Remarks by Angel Gurría
Tallinn, Estonia, 16 September 2017
(As prepared for delivery)
Thank you for the invitation to join you today for this important discussion on international taxation, and in particular, to focus on the remaining tax challenges arising from the digitalisation of our economy.
Progress to fight tax evasion and tax avoidance has been unprecedented over the past 10 years. The European Union has played its role and I would like to commend the Commission and the member countries for their active participation in the OECD work as well as for having translated global standards into EU law. With the end of bank secrecy and the adoption of the BEPS package, tax administrations are better equipped to deal with global taxpayers. As you know, more than 85 billion euros have been collected worldwide through voluntary disclosure and other initiatives, with more than 500 000 taxpayers disclosing offshore accounts. This is due to the upcoming automatic exchange, which starts in less than two weeks time!

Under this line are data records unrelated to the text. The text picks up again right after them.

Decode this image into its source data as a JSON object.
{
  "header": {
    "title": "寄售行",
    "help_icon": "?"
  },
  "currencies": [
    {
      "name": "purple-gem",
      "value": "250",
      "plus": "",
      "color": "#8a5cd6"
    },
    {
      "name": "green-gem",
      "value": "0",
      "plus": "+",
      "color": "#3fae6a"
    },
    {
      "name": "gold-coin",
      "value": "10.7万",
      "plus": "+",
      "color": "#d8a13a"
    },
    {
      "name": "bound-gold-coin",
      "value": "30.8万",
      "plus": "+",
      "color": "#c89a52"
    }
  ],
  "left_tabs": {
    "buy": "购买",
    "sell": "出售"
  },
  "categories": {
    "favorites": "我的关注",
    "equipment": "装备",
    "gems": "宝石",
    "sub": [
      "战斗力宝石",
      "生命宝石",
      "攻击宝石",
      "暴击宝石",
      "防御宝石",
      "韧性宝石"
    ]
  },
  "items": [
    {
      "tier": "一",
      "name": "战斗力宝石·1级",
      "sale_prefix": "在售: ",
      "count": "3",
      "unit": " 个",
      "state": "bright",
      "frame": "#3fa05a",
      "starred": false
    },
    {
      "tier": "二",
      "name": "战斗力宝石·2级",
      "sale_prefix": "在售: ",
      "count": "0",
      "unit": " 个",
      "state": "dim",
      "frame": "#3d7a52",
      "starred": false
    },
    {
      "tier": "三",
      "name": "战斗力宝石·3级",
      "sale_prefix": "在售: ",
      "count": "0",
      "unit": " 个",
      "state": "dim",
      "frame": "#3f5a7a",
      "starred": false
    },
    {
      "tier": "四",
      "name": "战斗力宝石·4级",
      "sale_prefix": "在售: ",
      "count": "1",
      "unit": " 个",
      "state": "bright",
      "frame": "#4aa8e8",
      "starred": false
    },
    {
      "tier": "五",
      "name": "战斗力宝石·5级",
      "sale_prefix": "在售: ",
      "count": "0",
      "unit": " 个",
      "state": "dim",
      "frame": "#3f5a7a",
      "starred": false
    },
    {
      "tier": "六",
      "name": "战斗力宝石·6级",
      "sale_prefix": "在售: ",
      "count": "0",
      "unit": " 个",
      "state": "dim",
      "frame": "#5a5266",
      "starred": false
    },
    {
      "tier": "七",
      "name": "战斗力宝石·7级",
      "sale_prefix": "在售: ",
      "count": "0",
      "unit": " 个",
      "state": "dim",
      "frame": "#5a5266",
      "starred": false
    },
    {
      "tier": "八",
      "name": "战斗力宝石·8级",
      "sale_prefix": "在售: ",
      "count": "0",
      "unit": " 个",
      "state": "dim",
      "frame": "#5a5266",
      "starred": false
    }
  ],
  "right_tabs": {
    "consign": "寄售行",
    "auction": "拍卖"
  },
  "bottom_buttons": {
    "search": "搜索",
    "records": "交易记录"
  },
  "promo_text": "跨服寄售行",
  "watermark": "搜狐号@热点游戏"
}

As regards BEPS, we are at the implementation stage and we can already see significant changes. The MLI has now been signed by more than 70 countries and will stop treaty shopping. Companies are changing their tax structures to be more compliant with the new rules and this will translate into more revenue collected but also increased fairness between taxpayers. More permanent establishments are going to be declared, transfer pricing will be less aggressively used and hybrid mismatches are coming to an end. The ATAD directives have obviously contributed to these important changes. It is important to recognise these changes to restore confidence in public action!
That said, further challenges remain and the digitalisation of the economy is clearly one of them.
As you will recall, Action 1 of the BEPS Action Plan provided a number of significant recommendations. First, we need to recognise that all companies tomorrow will be, one way or another, digital. As a result, ring fenced solutions may not work that well. Second, BEPS is clearly exacerbated by the digitalisation of the economy and the BEPS measures should address the most aggressive features of tax planning. We now need to make sure that the BEPS measures are implemented. For instance, with the new rules, most companies will have permanent establishments where they operate and recent court decisions, in France for instance, would have been different, had they been taken under the BEPS measures and guidance. Third, major progress has been achieved in the field of VAT. Through Action 1, agreement has been reached that VAT should be collected in the countries of destination of e-sales and e-services. There are billions at stake and the new OECD Guidelines on the VAT treatment of cross border services are being implemented by more than 100 countries. These guidelines are fully aligned with the EU rules. As the earliest adopter of these principles, the EU has identified the total VAT revenue declared via its simplified compliance regime or Mini One Stop Shop (MOSS) as being in excess of EUR 3 billion in 2015 - its first year of operation. Approximately 70% of the total cross-border B2C supplies of services and intangibles that are within the scope of this regime are captured by this simplified compliance regime.
These measures, which are currently being implemented, are expected to have substantial impact on addressing BEPS in the context of the digitalisation of the economy. However, some countries remain concerned about how to better tax companies without a physical presence in a country where they derive large revenues and profits; no agreement was reached during the negotiation of the BEPS package on how to address this issue.
I do understand that the current lack of a realistic prospect for agreement on a global solution, is frustrating and threatens to trigger unilateral measures or initiatives. Some of you, invited by Bruno Lemaire, have expressed the view that action is required now. Your discussions today and the initiatives proposed are raising awareness around the world of the importance of reaching a global solution sooner rather than later.
It is critical that we continue a globally inclusive dialogue on this issue. The Inclusive Framework’s Task Force on the Digital Economy offers such a forum, where technical experts representing more than 100 jurisdictions can share their knowledge to develop a world-class solution.
As you know, the OECD has been mandated by the G20 (let me thank Wolfgang Schauble for his support and trust), to deliver an interim report by April 2018. A public consultation will take place in San Francisco in November. It is key that the work of the Task Force on the Digital Economy be fed by your proposals.
At the same time, political support for a multilateral solution must be reinforced. Today’s ECOFIN meeting, as well as the upcoming G20 Finance Ministers meeting in Washington DC, will be watched closely by your officials and by external stakeholders for meaningful indicators in that regard.
My team at the OECD stand ready to support the design of effective technical solutions to these challenges and to build a global consensus, ensuring that all businesses are fairly taxed, regardless of their business models, without harming the innovation-driven digitalisation of our economy.